Well it was funny, we’ve had a lot of shows since and the most technical problems we’ve had during a show was at Coachella, and last night! But I think we’ve really updated the show a lot — we’ve added songs, we’ve changed over the visuals, and we’ve tried to have some visuals where we have a camera inside where people can see me on the screen and connect a little bit more. Because that’s still the thing — as Hawtin, like I said, I’m there, I’m with my drink, I’m with the people. Plastikman has to be pulled back. It has to be disconnected from the people. But we noticed over the last year that maybe I was a bit too disconnected. And now, with the changes and cameras, you can see me on the actual screen. We’re trying to bridge that gap a bit more. But we don’t want to bridge it too much, you know? Like, I come out at the end, but I’m not gonna come out for the whole show.
That had an awesome effect at the end with the spotlight!
Yeah it was also bright! I think I got a tan from it! (Laughs)

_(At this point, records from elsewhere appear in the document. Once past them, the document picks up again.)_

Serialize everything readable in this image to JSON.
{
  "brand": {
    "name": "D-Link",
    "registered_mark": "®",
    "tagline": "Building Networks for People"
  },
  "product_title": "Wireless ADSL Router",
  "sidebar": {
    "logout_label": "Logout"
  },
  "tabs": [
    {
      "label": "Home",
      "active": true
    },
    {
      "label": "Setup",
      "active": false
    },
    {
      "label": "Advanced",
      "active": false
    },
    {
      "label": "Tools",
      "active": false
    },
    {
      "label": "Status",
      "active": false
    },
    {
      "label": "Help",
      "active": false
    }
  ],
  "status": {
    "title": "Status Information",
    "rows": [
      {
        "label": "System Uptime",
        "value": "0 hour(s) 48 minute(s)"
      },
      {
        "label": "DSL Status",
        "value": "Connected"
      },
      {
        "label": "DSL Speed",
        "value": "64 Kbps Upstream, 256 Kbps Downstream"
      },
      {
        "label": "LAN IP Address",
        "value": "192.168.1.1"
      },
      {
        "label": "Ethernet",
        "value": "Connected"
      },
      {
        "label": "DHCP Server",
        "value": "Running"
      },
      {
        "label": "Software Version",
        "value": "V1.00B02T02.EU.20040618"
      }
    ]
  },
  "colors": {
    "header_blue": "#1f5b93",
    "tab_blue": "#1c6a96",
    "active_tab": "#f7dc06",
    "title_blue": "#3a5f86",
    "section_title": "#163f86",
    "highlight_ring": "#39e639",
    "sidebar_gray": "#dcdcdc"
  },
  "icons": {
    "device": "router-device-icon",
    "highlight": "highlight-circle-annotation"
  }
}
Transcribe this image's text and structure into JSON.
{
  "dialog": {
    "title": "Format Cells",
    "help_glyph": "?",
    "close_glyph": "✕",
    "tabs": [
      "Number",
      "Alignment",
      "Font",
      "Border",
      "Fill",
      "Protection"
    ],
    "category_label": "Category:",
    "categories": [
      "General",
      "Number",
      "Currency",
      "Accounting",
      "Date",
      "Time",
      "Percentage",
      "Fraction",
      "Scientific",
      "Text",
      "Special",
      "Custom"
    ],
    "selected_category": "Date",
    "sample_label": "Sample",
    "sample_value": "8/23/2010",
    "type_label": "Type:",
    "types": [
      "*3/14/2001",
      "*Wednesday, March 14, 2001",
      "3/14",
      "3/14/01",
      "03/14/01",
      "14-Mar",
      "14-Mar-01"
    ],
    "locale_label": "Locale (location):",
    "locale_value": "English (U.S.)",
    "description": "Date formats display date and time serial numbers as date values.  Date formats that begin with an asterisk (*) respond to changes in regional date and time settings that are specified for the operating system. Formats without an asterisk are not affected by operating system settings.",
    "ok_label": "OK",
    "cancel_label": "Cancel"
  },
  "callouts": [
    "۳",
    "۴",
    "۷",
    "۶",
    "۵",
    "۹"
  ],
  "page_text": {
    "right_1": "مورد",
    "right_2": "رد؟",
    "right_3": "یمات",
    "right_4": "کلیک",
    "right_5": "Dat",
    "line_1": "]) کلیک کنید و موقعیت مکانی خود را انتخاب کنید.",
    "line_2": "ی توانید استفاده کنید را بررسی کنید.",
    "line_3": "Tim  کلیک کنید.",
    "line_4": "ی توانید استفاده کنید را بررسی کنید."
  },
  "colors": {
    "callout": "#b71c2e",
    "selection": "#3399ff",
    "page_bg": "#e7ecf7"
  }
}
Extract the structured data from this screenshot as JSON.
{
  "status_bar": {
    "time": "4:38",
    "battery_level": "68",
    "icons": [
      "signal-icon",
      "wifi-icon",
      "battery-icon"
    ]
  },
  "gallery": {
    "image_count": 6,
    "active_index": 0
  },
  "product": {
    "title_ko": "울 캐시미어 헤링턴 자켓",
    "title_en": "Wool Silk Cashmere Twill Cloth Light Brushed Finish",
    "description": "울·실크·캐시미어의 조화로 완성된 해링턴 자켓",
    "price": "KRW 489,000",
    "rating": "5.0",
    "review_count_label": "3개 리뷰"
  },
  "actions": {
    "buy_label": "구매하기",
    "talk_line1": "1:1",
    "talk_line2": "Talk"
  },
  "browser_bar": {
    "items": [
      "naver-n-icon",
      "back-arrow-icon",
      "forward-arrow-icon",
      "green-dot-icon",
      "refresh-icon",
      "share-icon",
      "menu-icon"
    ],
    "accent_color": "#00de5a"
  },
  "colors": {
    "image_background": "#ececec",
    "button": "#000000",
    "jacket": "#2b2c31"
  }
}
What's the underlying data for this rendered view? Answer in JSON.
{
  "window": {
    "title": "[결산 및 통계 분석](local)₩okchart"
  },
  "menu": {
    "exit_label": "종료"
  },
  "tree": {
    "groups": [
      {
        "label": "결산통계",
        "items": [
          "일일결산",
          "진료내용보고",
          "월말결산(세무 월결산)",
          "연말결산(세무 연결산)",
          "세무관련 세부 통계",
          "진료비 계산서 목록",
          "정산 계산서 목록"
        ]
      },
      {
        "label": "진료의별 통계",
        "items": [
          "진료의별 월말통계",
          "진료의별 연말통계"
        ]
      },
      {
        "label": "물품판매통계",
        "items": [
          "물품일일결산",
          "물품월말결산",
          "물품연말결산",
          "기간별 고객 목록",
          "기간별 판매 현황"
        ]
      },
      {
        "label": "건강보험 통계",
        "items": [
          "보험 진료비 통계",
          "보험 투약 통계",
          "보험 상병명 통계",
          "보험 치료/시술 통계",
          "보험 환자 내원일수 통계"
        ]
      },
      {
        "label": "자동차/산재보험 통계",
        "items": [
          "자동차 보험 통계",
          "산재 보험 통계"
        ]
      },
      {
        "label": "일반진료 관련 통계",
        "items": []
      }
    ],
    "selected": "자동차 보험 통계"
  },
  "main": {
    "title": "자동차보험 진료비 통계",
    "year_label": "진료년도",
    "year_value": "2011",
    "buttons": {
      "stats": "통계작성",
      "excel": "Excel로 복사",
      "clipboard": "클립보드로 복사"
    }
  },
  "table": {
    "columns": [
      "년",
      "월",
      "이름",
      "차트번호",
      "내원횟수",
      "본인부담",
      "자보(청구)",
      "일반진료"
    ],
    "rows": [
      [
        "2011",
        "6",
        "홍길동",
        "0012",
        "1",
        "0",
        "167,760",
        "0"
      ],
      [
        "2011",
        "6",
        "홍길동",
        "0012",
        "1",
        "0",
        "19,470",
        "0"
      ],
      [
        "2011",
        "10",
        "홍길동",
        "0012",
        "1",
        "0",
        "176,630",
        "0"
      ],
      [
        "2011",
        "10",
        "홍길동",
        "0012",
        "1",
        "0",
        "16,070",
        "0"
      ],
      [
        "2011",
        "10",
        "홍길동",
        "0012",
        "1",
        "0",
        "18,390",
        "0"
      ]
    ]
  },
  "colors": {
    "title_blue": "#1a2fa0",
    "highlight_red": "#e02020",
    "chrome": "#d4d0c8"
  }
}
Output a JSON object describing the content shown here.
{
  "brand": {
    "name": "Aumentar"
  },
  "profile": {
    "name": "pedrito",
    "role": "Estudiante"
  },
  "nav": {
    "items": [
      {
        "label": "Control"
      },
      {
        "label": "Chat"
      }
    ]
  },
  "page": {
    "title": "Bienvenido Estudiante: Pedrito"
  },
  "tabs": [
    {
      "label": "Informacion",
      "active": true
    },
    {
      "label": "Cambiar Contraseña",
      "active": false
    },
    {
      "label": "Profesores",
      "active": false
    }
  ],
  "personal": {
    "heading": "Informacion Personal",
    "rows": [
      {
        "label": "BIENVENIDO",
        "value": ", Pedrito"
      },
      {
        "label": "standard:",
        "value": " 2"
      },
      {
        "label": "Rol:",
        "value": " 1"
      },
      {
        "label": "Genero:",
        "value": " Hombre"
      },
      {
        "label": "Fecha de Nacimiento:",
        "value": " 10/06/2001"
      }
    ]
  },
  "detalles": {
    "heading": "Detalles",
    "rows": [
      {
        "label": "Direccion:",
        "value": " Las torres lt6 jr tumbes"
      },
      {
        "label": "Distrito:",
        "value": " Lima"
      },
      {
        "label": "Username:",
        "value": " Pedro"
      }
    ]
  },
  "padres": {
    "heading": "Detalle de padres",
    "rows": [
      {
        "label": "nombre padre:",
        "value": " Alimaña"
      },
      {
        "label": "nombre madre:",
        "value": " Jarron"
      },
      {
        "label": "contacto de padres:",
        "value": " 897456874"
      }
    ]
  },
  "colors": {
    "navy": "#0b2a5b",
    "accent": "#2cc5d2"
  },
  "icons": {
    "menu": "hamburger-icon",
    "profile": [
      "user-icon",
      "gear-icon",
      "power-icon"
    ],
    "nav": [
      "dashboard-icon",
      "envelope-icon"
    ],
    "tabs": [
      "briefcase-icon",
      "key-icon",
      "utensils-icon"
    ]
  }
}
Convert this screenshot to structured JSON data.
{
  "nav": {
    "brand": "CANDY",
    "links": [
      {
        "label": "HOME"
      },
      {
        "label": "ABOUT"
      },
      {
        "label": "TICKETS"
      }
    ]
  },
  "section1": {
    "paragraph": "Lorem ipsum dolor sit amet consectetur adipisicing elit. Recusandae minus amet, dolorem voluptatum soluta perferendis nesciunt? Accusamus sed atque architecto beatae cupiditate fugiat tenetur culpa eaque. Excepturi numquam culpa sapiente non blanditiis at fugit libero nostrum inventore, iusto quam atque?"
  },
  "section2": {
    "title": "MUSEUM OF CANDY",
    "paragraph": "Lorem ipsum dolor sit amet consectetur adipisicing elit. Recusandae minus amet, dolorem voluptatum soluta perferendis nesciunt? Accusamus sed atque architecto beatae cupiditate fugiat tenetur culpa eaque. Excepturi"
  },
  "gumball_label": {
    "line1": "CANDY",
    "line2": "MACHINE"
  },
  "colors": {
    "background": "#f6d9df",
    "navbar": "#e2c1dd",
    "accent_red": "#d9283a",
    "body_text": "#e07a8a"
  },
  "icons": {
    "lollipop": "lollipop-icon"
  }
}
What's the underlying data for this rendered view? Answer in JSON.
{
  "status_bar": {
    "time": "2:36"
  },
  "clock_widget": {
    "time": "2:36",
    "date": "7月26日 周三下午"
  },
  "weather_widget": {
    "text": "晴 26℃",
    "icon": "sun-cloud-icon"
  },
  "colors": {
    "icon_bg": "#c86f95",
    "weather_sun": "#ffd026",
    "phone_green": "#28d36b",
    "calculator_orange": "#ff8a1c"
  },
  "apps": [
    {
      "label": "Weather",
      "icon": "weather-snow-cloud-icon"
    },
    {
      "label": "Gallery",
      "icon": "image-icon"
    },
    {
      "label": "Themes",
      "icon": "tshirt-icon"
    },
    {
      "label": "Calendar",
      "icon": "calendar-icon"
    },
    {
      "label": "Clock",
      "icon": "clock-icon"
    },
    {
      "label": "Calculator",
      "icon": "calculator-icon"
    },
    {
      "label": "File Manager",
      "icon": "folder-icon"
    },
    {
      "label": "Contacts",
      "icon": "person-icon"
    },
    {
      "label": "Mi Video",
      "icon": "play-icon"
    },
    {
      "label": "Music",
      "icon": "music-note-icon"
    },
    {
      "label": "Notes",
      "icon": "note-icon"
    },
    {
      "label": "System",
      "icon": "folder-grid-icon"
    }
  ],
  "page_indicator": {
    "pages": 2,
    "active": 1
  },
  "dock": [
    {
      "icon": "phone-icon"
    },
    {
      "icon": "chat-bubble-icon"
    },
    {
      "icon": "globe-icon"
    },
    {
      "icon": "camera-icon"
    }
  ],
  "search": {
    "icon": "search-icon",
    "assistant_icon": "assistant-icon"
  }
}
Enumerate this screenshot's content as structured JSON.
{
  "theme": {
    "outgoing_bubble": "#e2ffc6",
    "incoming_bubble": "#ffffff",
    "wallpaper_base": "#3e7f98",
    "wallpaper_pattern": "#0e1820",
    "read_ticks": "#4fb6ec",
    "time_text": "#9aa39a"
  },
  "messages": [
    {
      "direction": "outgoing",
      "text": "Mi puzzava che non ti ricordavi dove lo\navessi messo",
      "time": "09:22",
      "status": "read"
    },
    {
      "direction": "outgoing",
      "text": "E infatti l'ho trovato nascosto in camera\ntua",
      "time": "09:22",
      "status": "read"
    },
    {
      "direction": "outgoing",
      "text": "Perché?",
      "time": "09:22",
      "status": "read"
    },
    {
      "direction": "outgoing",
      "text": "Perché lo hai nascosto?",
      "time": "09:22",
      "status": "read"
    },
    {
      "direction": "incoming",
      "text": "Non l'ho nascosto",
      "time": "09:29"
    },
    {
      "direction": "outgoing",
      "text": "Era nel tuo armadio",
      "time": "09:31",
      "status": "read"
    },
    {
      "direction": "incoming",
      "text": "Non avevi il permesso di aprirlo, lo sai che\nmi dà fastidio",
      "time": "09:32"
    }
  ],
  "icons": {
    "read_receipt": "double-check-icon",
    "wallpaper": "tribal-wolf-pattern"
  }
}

Of course, there is a big crew of people behind the Plastikman show. Can you tell me how everyone works together to bring the show to life?
There’s ten of us traveling — lighting, sound, video, technical — and we all come together. It’s a really complicated show because the very important thing you have to realize which may not be so obvious is you see a lot of these type shows with flashing lights and cool visuals. But 99 percent of the shows you see — any concert, but especially electronic ones — they’re timeline-based, which means everything is pre-programmed. They press start, and for the next hour, every time you see that show it’s going to be the same. We have all these guys, and we create a system that’s flexible. What you’re experiencing is really being generated at that moment for you. So it can be very, very powerful and personal. But it takes a lot of people and a lot of networks and wires and bullshit to make it happen. So it’s a bit of a pain in the ass.
When can your fans expect new Plastikman material? You’re busy touring right now, but are you doing any studio work along the way?
We’re just deciding if we’re going to do some more dates. We’ll probably do a couple more dates at the end of the year in Europe and then shut down the show until next summer. And then in between that time, actually do some new music. Because we’ve been doing the show now for about a year, and it’s been a great reintroduction — but it’s also time to make some new, totally updated shit.
Where do you see techno music going in the next decade?
That’s hard — mainstream, in a way, but you know, honestly I don’t think it’s mainstream. All these acts like David Guetta, Skrillex, and Deadmau5, they’re making some amazing — well, some of it is too pop for me honestly, but some of it’s really cool! But it is all fucking pop music. And I hope that as that expands, as people get into electronic pop music, we’ll have a little bit more people into underground music. I’m not going to make pop music. Even if I tried, I couldn’t make pop music. But hopefully it will make people gravitate toward some cool, underground shit.
Electro-pop: the gateway drug.
Yeah, exactly! (Laughs)
What advice would you give to other people who don’t want to make this pop music? DJs that want to make the music they love but also crave success?
That’s easy, just don’t be in a rush. It’s very easy to jump on and do something that’s gonna make you big really fast, but there’s been people and pop stars and musicians that have come up really fast over the last 20 or 30 years, and then disappeared. Stick to your guns, learn your craft, learn your turntables, learn your keyboards, learn your computers, whatever. Do your 10,000 hours of fucking working at it — then when you find it and you have your hit, you’ll be there on your own terms. There’s no shortcut.West Coast Arcaders make sure to catch Richie Hawtin this weekend! He’ll be playing DJ sets at the Mezzanine in San Francisco Friday and The Music Box in Hollywood Saturday. —Marie Cravens